Yesterday, I allowed myself to have a little public love-fest with one of my favorite VW-based specials, the Brubaker Box. Happily, it seems that I wasn't alone, as many of you shared my enthusiasm. Even better, our little Brubaker love-in attracted the attention of the man himself, Curtis Brubaker. He's got some good news.
Even though I only knew of Brubaker through his eponymous Box, the man is an extremely accomplished industrial designer, and has worked with many car (among other) companies on many notable projects. He may even have pioneered the modern version of the curved greenhouse design, with work he did for Chrysler back in 1984.
I spoke with Curtis Brubaker on the phone. Brubaker did clarify a few details for me about the Box, notably that the rear glass is from an El Camino, not a Pinto (I should have looked at it more carefully before just parroting what I found online. It seems so obvious now!) and the windshield was an AMC part.
He also explained the reasoning behind the wooden bumpers was to fit in with the aesthetic of the surfer/old VW Bus-driving crowd that was his original target market, and he lamented the litigiousness that was the root cause of preventing VW from selling him bare chassis, an issue that modern small-volume car makers still face today when trying to source parts from large companies.
The original Box was full of compromises, mist arising from the switch from a kit-car-based product to a finished vehicle, and Brubaker has many ideas of how he's do it over if he could. And the big news is he just might get that chance.
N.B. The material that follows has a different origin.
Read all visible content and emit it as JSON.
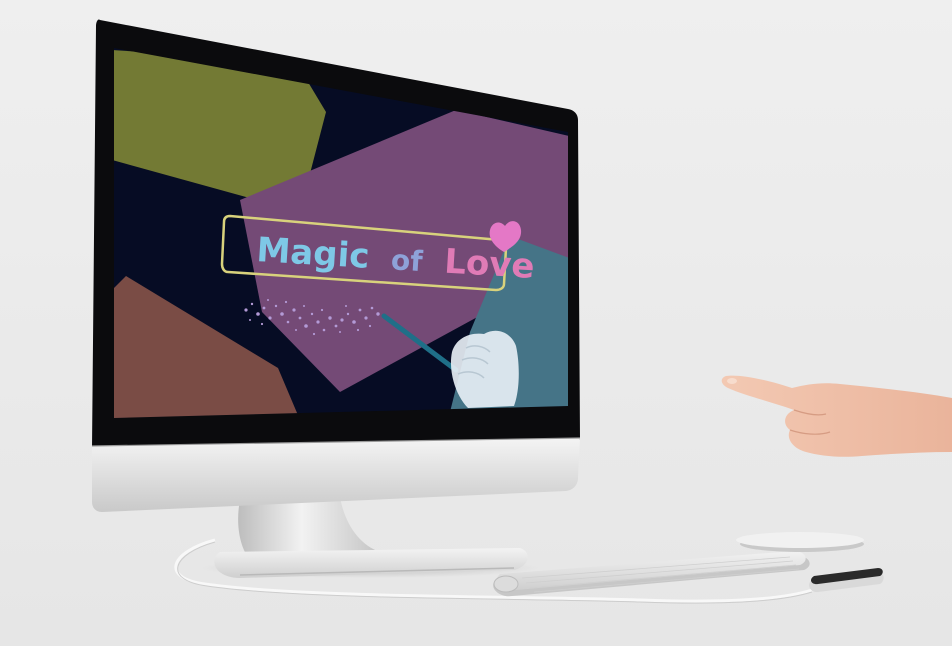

See, Brubaker is currently working on a project he describes as "revolutionary," an automotive technology project he's working with Tesla and Ford on. He wasn't in a position to give me any details just yet, but he did say that a modern Brubaker Box would make a "perfect platform to showcase the new tech."
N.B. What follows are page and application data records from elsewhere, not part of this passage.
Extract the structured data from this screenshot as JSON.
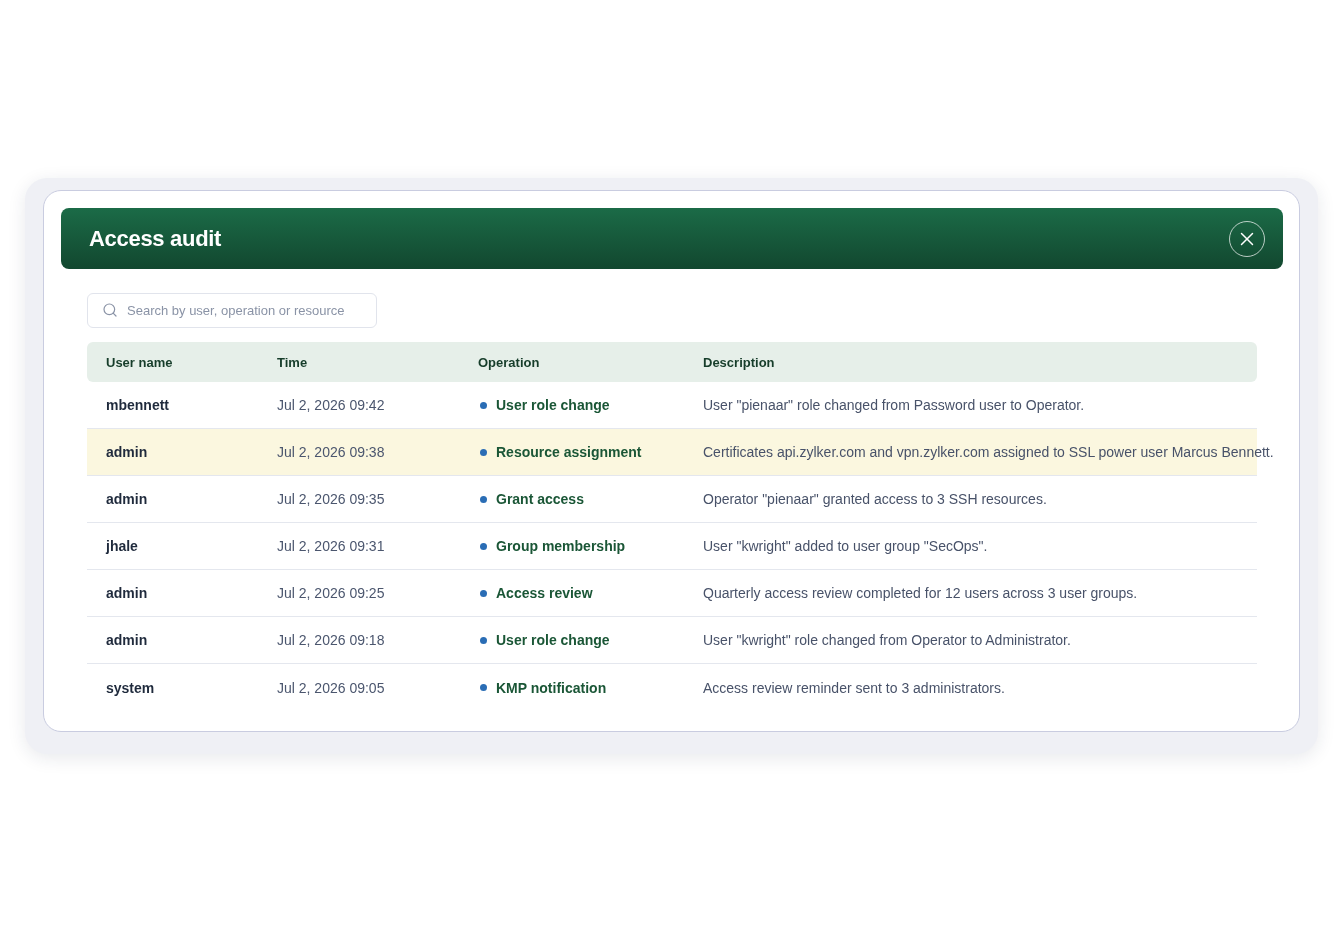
{
  "dialog": {
    "title": "Access audit"
  },
  "search": {
    "placeholder": "Search by user, operation or resource"
  },
  "table": {
    "columns": [
      "User name",
      "Time",
      "Operation",
      "Description"
    ],
    "rows": [
      {
        "user_name": "mbennett",
        "time": "Jul 2, 2026 09:42",
        "operation": "User role change",
        "description": "User \"pienaar\" role changed from Password user to Operator.",
        "selected": false
      },
      {
        "user_name": "admin",
        "time": "Jul 2, 2026 09:38",
        "operation": "Resource assignment",
        "description": "Certificates api.zylker.com and vpn.zylker.com assigned to SSL power user Marcus Bennett.",
        "selected": true
      },
      {
        "user_name": "admin",
        "time": "Jul 2, 2026 09:35",
        "operation": "Grant access",
        "description": "Operator \"pienaar\" granted access to 3 SSH resources.",
        "selected": false
      },
      {
        "user_name": "jhale",
        "time": "Jul 2, 2026 09:31",
        "operation": "Group membership",
        "description": "User \"kwright\" added to user group \"SecOps\".",
        "selected": false
      },
      {
        "user_name": "admin",
        "time": "Jul 2, 2026 09:25",
        "operation": "Access review",
        "description": "Quarterly access review completed for 12 users across 3 user groups.",
        "selected": false
      },
      {
        "user_name": "admin",
        "time": "Jul 2, 2026 09:18",
        "operation": "User role change",
        "description": "User \"kwright\" role changed from Operator to Administrator.",
        "selected": false
      },
      {
        "user_name": "system",
        "time": "Jul 2, 2026 09:05",
        "operation": "KMP notification",
        "description": "Access review reminder sent to 3 administrators.",
        "selected": false
      }
    ]
  }
}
He absolutely agreed that a Tesla platform could possibly have the same sort of customization potential that the old VW Beetle platform offered decades ago. We also found ourselves in agreement that a luxurious, fast, good-handling premium van is a category of car that needs to happen. And that's where he's picturing a reborn Brubaker Box.
Now, I'm not sure what his new technology project is (though I did get him to promise to tell us first once it is able to be revealed) but I'm sure as hell excited about the idea of a modern Box, even if it's just a concept car. And I think the Premium Sports Van concept is the way to go.
The idea of a van that's appealing, handles well, and is luxurious is one that I've suggested to automakers, and even if they tended to treat me like a man with severe head trauma, I think it's an idea who's time has come.
Something with the fundamental aesthetic of the Brubaker Box and with a modern, advanced (Tesla?) drivetrain could be just what's needed to knock fancy, bulky SUVs on their ass.
Brubaker told me that most modern cars "have too much shit going on" and that simplicity is the hardest to do right, but is always the best path. I think he got that right with the fundamental design of the Box.
I'm very excited to see what comes next.